------ DATA SUPPLIED

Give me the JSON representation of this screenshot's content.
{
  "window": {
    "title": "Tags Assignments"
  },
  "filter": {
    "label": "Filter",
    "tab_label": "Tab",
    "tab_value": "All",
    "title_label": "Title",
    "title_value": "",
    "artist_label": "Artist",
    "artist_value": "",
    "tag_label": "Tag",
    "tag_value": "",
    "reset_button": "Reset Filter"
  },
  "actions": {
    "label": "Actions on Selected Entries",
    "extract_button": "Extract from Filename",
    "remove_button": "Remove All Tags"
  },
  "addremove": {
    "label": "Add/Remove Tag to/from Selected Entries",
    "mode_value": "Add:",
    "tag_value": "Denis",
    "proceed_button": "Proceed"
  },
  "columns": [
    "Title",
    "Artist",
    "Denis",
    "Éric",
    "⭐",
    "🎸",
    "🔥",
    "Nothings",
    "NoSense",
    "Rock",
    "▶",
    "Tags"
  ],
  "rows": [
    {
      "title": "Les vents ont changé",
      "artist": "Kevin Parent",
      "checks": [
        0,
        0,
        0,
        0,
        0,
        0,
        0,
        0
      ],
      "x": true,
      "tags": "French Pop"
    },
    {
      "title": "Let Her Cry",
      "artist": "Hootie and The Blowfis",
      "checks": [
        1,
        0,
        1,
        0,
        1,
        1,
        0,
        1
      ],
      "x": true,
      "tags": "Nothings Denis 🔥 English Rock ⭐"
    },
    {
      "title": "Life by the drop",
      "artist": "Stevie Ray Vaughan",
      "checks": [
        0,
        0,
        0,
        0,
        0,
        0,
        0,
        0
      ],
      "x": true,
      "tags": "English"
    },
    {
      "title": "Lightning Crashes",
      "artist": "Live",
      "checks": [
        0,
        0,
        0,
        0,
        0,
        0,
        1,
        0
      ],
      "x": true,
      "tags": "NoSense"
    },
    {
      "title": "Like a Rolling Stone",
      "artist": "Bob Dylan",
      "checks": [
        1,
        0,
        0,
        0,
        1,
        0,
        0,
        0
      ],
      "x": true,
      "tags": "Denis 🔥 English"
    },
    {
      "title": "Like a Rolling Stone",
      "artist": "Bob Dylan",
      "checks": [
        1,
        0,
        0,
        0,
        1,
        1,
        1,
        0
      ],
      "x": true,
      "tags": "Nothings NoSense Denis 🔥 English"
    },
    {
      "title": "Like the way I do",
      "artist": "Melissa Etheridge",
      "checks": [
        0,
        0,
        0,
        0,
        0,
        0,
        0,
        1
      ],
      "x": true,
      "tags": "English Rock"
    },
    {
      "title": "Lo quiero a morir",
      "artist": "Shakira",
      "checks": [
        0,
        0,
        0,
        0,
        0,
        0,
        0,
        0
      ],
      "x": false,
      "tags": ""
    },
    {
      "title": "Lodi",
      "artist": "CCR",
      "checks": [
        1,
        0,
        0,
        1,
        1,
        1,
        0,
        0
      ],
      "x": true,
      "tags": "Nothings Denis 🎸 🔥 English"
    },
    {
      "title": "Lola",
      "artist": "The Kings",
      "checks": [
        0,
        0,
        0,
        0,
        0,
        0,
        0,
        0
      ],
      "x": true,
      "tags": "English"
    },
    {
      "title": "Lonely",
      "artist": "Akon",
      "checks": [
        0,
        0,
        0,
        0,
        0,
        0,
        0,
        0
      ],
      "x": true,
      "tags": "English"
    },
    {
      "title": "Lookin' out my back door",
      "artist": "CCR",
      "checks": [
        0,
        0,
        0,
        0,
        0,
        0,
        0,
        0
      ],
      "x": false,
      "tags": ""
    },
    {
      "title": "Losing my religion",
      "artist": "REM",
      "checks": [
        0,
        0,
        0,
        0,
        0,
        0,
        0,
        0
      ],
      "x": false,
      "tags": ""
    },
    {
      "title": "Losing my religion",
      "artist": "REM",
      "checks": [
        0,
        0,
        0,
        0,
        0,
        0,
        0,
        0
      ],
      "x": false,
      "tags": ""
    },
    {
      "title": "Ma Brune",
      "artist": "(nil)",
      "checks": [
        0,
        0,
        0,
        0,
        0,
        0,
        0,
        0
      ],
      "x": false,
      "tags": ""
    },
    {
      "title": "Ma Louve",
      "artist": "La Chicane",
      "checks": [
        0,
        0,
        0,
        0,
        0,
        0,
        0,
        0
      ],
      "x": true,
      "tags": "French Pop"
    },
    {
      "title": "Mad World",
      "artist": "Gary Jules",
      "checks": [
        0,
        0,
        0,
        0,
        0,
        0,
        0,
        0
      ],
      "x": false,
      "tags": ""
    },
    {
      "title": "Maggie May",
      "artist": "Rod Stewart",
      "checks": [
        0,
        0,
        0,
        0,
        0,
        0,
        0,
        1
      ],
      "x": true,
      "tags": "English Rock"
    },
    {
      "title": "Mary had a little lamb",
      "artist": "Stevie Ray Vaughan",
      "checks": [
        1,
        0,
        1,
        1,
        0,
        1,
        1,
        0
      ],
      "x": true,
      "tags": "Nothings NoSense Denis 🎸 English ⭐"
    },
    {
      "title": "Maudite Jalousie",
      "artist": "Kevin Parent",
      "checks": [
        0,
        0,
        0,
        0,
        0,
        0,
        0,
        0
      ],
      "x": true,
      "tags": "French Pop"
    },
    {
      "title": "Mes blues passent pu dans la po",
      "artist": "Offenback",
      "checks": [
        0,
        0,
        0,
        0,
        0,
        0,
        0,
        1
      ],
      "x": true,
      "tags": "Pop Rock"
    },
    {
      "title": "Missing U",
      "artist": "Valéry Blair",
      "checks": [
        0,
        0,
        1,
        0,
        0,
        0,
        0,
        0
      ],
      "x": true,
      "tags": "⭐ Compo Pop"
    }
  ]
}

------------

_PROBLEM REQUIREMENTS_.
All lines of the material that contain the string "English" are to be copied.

_TASK RESPONSE_.
      "tags": "Nothings Denis 🔥 English Rock ⭐"
      "tags": "English"
      "tags": "Denis 🔥 English"
      "tags": "Nothings NoSense Denis 🔥 English"
      "tags": "English Rock"
      "tags": "Nothings Denis 🎸 🔥 English"
      "tags": "English"
      "tags": "English"
      "tags": "English Rock"
      "tags": "Nothings NoSense Denis 🎸 English ⭐"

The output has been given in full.